Cat lovers bring tourism boost to Taiwan village, as feline residents revive once-flourishing mining town

Houtong, in Ruifang – west of the capital Taipei – was originally called “monkey cave.” During the 20th century, the area led Taiwan’s coal production – with 220,000 tons clawed from the earth each year. It spurred a population boom peaking at around 6,000.

But young residents emigrated as the industry faded in the 1990s, leaving fewer than 100 villagers as the job market dried up.

That was until 2008, when a local resident and photographer – Peggy Chien – began to take in abandoned cats. Her efforts, showcased on Flickr, won over cat lovers across the island. HKFP reports that the influx of more furry friends helped rejuvenate the declining village.

Today, the village is a tourist magnet, and home to cat-themed cafes, shops peddling feline fare, crumbling relics of the village’s industrial past, and places to relax.

Philippines lags Southeast Asian neighbors in smart tourism index

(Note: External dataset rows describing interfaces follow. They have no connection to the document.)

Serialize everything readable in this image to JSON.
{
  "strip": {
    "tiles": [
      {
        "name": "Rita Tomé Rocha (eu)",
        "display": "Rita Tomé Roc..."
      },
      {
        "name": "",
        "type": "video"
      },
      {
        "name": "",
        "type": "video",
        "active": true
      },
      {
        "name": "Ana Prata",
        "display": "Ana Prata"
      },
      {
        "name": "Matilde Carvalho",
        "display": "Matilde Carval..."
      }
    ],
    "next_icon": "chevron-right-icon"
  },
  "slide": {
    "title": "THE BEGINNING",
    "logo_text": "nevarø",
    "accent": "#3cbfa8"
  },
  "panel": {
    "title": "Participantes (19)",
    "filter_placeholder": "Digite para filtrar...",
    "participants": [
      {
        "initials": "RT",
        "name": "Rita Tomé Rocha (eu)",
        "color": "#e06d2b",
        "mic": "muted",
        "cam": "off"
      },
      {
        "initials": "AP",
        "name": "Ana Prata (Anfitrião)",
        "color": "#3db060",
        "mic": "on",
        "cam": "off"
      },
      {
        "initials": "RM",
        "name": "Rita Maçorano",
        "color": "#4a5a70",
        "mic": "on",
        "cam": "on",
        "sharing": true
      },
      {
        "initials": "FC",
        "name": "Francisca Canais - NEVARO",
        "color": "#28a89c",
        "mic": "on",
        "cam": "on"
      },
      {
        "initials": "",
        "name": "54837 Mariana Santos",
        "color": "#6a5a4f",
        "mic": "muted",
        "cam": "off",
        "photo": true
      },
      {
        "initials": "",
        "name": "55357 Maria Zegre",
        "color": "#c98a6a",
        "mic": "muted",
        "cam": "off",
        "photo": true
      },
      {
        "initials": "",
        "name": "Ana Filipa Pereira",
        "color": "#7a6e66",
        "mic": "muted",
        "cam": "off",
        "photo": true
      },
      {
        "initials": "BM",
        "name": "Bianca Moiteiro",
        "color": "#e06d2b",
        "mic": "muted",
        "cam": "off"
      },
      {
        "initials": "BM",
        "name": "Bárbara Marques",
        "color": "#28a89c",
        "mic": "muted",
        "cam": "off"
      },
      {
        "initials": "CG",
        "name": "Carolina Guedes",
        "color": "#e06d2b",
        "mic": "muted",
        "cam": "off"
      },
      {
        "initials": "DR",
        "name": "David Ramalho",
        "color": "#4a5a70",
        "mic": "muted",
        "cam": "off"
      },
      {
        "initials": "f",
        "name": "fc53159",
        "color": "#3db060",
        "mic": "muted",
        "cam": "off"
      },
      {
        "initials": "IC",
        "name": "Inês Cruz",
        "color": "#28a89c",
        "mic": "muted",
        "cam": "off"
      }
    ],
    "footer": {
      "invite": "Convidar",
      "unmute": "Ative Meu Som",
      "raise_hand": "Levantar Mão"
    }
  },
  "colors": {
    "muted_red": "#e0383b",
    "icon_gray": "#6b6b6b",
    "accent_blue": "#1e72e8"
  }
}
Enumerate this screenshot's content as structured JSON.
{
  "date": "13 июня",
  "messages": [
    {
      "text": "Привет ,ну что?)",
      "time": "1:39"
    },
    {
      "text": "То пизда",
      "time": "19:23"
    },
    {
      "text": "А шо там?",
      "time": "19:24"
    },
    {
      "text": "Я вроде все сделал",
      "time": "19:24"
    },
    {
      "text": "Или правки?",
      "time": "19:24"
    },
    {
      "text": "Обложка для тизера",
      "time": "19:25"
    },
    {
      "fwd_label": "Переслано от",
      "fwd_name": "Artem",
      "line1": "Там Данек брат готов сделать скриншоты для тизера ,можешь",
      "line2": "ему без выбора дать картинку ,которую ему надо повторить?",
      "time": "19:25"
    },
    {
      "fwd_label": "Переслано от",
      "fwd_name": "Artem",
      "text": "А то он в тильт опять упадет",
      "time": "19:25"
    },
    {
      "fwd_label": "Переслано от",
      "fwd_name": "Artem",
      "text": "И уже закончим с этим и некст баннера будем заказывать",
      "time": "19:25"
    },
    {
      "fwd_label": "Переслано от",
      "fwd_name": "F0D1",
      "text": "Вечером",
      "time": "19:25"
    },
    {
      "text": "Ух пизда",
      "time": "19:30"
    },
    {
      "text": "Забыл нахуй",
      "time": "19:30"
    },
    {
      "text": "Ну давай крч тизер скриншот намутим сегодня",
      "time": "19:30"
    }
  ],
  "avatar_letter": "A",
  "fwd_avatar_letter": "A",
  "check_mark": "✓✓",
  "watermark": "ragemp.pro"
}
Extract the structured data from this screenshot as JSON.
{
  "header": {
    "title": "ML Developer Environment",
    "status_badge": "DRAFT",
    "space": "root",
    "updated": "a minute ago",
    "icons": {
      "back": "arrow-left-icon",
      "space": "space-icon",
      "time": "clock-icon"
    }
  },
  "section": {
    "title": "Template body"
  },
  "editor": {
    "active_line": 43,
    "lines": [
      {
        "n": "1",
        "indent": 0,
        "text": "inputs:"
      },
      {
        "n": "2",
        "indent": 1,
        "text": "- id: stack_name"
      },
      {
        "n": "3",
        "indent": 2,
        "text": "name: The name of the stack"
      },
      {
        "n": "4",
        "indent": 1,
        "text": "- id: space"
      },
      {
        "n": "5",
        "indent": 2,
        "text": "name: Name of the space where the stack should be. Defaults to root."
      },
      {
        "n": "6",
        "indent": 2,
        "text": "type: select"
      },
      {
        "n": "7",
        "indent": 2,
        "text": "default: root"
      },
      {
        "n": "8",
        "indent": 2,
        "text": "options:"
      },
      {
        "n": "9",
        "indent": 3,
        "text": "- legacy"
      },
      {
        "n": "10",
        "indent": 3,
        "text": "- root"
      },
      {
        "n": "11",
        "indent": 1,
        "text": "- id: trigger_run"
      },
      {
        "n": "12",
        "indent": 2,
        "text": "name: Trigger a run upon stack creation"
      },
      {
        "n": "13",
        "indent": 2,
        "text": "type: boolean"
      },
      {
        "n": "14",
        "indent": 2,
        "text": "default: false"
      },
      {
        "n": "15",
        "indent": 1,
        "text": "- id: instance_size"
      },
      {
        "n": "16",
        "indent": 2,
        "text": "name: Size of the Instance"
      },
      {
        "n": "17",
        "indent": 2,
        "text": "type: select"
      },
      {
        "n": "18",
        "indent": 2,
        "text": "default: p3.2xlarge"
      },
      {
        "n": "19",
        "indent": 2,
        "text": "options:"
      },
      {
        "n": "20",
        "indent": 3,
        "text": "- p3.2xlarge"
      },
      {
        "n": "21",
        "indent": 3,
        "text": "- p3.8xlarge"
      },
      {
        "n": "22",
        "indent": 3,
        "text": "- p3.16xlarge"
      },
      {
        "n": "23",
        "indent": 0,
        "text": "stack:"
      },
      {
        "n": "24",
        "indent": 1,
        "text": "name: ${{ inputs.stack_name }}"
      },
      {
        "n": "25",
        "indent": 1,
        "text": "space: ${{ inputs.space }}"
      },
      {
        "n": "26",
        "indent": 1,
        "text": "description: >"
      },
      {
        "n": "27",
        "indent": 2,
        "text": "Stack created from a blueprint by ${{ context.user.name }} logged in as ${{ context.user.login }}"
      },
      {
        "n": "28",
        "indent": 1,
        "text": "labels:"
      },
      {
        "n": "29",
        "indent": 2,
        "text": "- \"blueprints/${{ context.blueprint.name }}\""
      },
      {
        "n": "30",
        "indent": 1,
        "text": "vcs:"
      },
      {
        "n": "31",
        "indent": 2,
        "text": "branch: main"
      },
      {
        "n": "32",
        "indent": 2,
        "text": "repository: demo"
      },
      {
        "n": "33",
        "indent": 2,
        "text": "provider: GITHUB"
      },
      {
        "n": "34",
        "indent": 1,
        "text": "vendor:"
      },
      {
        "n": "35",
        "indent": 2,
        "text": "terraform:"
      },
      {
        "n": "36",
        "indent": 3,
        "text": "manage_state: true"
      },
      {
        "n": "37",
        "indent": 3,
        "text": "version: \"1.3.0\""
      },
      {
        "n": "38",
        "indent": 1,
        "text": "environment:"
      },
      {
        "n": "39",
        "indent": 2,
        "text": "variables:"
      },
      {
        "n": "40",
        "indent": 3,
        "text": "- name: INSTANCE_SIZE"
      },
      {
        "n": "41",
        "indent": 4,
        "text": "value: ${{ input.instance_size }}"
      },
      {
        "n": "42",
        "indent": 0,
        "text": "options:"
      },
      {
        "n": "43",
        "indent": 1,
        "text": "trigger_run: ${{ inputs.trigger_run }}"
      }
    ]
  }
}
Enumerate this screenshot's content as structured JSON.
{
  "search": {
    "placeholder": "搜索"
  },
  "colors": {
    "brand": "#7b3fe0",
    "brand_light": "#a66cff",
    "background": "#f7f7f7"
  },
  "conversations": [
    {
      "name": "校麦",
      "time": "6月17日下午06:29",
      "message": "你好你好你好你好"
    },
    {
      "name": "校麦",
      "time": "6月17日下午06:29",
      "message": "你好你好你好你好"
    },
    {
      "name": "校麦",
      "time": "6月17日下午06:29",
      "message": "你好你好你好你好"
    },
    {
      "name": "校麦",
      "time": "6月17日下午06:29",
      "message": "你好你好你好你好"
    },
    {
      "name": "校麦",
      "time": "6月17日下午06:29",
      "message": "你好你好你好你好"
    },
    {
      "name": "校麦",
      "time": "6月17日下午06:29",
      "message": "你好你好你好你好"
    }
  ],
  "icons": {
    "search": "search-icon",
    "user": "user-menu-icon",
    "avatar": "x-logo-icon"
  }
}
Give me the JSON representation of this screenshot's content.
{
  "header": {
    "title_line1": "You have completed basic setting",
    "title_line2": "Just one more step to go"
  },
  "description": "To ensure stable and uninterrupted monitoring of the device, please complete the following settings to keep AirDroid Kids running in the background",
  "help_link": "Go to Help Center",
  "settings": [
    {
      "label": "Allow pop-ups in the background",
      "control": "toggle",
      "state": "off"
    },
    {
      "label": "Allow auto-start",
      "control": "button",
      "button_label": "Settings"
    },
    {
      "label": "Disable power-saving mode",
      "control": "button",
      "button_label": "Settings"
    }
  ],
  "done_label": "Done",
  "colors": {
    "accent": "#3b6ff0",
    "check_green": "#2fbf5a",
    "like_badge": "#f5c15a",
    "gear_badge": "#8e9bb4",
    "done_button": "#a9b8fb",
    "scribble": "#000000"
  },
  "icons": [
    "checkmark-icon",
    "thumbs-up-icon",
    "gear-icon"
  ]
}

The Philippines lags behind some of its Southeast Asian neighbors in terms of readiness in developing smart tourism ecosystems, hampered by high internet costs and accessibility issues in rural areas, the Asian Development Bank (ADB) said in BusinessWorld.

In a report entitled “Smart Tourism Ecosystem Development Readiness in Southeast Asia,” the Philippines received an average readiness score of 56. A score of 100 indicates a country’s ability to adopt an enabling environment for smart tourism.

Among six Association of Southeast Asian Nations (ASEAN) members in the index, the Philippines ranked fourth, behind Thailand (72), Vietnam (67) and Indonesia (66).

The Philippines was ahead of Laos (53) and Cambodia (50).

“Despite national tourism policies prioritizing digitalization backed by strong tourist and industry demand, smart tourism ecosystem development in Southeast Asia is constrained by insufficient finance and limited digital skills, urban-rural digital divides, and an evolving legal and digital policy environment,” the ADB said in the report.

Shaolin-Bokator event more than a tourism draw card, ‘cultural diplomacy breakthrough’

A senior government leader has described the Kingdom’s latest joint tourism venture as more than a spectacular event, but a symbol of well-planned Cambodian tourism and diplomatic strategies aimed at fostering deeper ties with China.

As he addressed the 24th April grand opening of the “When Shaolin Meets Bokator at Angkor”, Minister of Tourism Sok Soken explained that the occasion was more than a display of cultural heritage; it was a strategic move reinforcing the “Cambodia-China People-to-People Exchange Year 2024”.

Held against the backdrop of the iconic Bayon Temple in Siem Reap province’s Angkor Archaeological Park, the event was chaired by the minister and attended by Sun Shougang, vice-governor of China’s Henan province, and Yun Linne, deputy governor of Siem Reap province, according to the Phnom Penh Post.

During his speech, Soken emphasised the profound cultural, traditional, and diplomatic relations shared between Cambodia and China, highlighting that such cultural exchanges are pivotal to the ongoing “Belt and Road Initiative” and the strengthening of socio-economic bonds between the two nations.

The Property Report editors wrote this article. For more information, email: [email protected].